PROBLEM TO SOLVE: Output the entire listing below exactly as it stands.

INFORMATION:
• • • •

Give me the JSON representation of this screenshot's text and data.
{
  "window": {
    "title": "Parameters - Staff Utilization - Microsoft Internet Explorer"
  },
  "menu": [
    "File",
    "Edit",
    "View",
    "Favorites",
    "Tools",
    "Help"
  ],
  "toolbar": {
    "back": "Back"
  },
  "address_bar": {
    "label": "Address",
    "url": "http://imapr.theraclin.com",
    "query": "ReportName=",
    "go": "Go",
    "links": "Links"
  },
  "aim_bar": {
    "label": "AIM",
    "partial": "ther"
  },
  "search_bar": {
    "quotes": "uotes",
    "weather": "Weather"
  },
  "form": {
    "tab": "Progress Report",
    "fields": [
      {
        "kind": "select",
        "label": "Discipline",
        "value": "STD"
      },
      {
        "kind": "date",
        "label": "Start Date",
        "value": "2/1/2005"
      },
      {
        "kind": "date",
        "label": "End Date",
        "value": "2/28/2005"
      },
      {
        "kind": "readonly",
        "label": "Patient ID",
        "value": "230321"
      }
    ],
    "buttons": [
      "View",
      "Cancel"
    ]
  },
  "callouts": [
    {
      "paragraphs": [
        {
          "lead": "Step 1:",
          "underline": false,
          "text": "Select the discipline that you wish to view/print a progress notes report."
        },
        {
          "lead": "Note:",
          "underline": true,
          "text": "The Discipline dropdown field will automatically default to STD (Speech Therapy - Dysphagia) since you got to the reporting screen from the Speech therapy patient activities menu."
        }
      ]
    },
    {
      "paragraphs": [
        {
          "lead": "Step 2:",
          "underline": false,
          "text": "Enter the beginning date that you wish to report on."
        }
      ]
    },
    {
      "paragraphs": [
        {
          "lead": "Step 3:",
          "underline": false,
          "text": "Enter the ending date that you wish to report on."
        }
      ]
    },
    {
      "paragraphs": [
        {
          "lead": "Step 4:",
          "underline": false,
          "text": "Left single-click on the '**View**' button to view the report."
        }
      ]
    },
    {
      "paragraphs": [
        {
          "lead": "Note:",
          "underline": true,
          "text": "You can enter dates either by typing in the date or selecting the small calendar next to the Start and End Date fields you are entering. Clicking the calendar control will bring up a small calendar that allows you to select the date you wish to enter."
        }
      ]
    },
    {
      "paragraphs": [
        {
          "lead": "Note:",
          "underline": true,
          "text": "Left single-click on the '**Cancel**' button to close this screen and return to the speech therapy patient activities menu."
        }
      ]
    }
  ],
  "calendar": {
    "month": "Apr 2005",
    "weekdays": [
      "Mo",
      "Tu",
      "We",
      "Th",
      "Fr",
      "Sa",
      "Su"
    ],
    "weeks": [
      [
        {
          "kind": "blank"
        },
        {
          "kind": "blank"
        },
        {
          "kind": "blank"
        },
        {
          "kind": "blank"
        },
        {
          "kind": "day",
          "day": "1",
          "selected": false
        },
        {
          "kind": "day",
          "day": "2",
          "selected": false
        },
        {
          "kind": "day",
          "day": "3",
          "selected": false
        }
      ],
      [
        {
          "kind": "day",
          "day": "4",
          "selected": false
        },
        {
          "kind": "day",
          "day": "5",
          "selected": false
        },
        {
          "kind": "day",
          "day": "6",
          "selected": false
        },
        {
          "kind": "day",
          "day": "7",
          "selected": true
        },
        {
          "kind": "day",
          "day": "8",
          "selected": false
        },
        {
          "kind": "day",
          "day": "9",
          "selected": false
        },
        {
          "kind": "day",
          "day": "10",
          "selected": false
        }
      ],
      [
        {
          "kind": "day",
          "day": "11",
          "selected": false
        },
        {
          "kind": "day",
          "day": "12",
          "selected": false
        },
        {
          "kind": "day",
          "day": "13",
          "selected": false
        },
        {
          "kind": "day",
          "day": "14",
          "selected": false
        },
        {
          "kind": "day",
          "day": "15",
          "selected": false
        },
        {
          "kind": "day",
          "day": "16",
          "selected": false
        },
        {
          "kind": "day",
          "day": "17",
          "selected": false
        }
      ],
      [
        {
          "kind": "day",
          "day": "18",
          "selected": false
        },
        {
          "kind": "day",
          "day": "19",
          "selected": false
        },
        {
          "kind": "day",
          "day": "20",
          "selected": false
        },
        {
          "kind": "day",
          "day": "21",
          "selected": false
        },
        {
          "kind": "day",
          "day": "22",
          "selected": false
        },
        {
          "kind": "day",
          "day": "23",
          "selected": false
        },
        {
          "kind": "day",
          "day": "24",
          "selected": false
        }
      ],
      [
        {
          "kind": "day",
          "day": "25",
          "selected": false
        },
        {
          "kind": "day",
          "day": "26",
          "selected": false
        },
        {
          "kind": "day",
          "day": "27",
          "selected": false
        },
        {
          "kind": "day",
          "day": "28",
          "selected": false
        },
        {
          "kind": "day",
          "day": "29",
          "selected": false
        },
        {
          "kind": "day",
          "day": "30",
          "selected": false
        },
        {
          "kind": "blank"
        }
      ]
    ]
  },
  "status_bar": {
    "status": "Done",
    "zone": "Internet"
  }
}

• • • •

RESPONSE FOR THIS EXERCISE:
Give me the JSON representation of this screenshot's text and data.
{
  "window": {
    "title": "Parameters - Staff Utilization - Microsoft Internet Explorer"
  },
  "menu": [
    "File",
    "Edit",
    "View",
    "Favorites",
    "Tools",
    "Help"
  ],
  "toolbar": {
    "back": "Back"
  },
  "address_bar": {
    "label": "Address",
    "url": "http://imapr.theraclin.com",
    "query": "ReportName=",
    "go": "Go",
    "links": "Links"
  },
  "aim_bar": {
    "label": "AIM",
    "partial": "ther"
  },
  "search_bar": {
    "quotes": "uotes",
    "weather": "Weather"
  },
  "form": {
    "tab": "Progress Report",
    "fields": [
      {
        "kind": "select",
        "label": "Discipline",
        "value": "STD"
      },
      {
        "kind": "date",
        "label": "Start Date",
        "value": "2/1/2005"
      },
      {
        "kind": "date",
        "label": "End Date",
        "value": "2/28/2005"
      },
      {
        "kind": "readonly",
        "label": "Patient ID",
        "value": "230321"
      }
    ],
    "buttons": [
      "View",
      "Cancel"
    ]
  },
  "callouts": [
    {
      "paragraphs": [
        {
          "lead": "Step 1:",
          "underline": false,
          "text": "Select the discipline that you wish to view/print a progress notes report."
        },
        {
          "lead": "Note:",
          "underline": true,
          "text": "The Discipline dropdown field will automatically default to STD (Speech Therapy - Dysphagia) since you got to the reporting screen from the Speech therapy patient activities menu."
        }
      ]
    },
    {
      "paragraphs": [
        {
          "lead": "Step 2:",
          "underline": false,
          "text": "Enter the beginning date that you wish to report on."
        }
      ]
    },
    {
      "paragraphs": [
        {
          "lead": "Step 3:",
          "underline": false,
          "text": "Enter the ending date that you wish to report on."
        }
      ]
    },
    {
      "paragraphs": [
        {
          "lead": "Step 4:",
          "underline": false,
          "text": "Left single-click on the '**View**' button to view the report."
        }
      ]
    },
    {
      "paragraphs": [
        {
          "lead": "Note:",
          "underline": true,
          "text": "You can enter dates either by typing in the date or selecting the small calendar next to the Start and End Date fields you are entering. Clicking the calendar control will bring up a small calendar that allows you to select the date you wish to enter."
        }
      ]
    },
    {
      "paragraphs": [
        {
          "lead": "Note:",
          "underline": true,
          "text": "Left single-click on the '**Cancel**' button to close this screen and return to the speech therapy patient activities menu."
        }
      ]
    }
  ],
  "calendar": {
    "month": "Apr 2005",
    "weekdays": [
      "Mo",
      "Tu",
      "We",
      "Th",
      "Fr",
      "Sa",
      "Su"
    ],
    "weeks": [
      [
        {
          "kind": "blank"
        },
        {
          "kind": "blank"
        },
        {
          "kind": "blank"
        },
        {
          "kind": "blank"
        },
        {
          "kind": "day",
          "day": "1",
          "selected": false
        },
        {
          "kind": "day",
          "day": "2",
          "selected": false
        },
        {
          "kind": "day",
          "day": "3",
          "selected": false
        }
      ],
      [
        {
          "kind": "day",
          "day": "4",
          "selected": false
        },
        {
          "kind": "day",
          "day": "5",
          "selected": false
        },
        {
          "kind": "day",
          "day": "6",
          "selected": false
        },
        {
          "kind": "day",
          "day": "7",
          "selected": true
        },
        {
          "kind": "day",
          "day": "8",
          "selected": false
        },
        {
          "kind": "day",
          "day": "9",
          "selected": false
        },
        {
          "kind": "day",
          "day": "10",
          "selected": false
        }
      ],
      [
        {
          "kind": "day",
          "day": "11",
          "selected": false
        },
        {
          "kind": "day",
          "day": "12",
          "selected": false
        },
        {
          "kind": "day",
          "day": "13",
          "selected": false
        },
        {
          "kind": "day",
          "day": "14",
          "selected": false
        },
        {
          "kind": "day",
          "day": "15",
          "selected": false
        },
        {
          "kind": "day",
          "day": "16",
          "selected": false
        },
        {
          "kind": "day",
          "day": "17",
          "selected": false
        }
      ],
      [
        {
          "kind": "day",
          "day": "18",
          "selected": false
        },
        {
          "kind": "day",
          "day": "19",
          "selected": false
        },
        {
          "kind": "day",
          "day": "20",
          "selected": false
        },
        {
          "kind": "day",
          "day": "21",
          "selected": false
        },
        {
          "kind": "day",
          "day": "22",
          "selected": false
        },
        {
          "kind": "day",
          "day": "23",
          "selected": false
        },
        {
          "kind": "day",
          "day": "24",
          "selected": false
        }
      ],
      [
        {
          "kind": "day",
          "day": "25",
          "selected": false
        },
        {
          "kind": "day",
          "day": "26",
          "selected": false
        },
        {
          "kind": "day",
          "day": "27",
          "selected": false
        },
        {
          "kind": "day",
          "day": "28",
          "selected": false
        },
        {
          "kind": "day",
          "day": "29",
          "selected": false
        },
        {
          "kind": "day",
          "day": "30",
          "selected": false
        },
        {
          "kind": "blank"
        }
      ]
    ]
  },
  "status_bar": {
    "status": "Done",
    "zone": "Internet"
  }
}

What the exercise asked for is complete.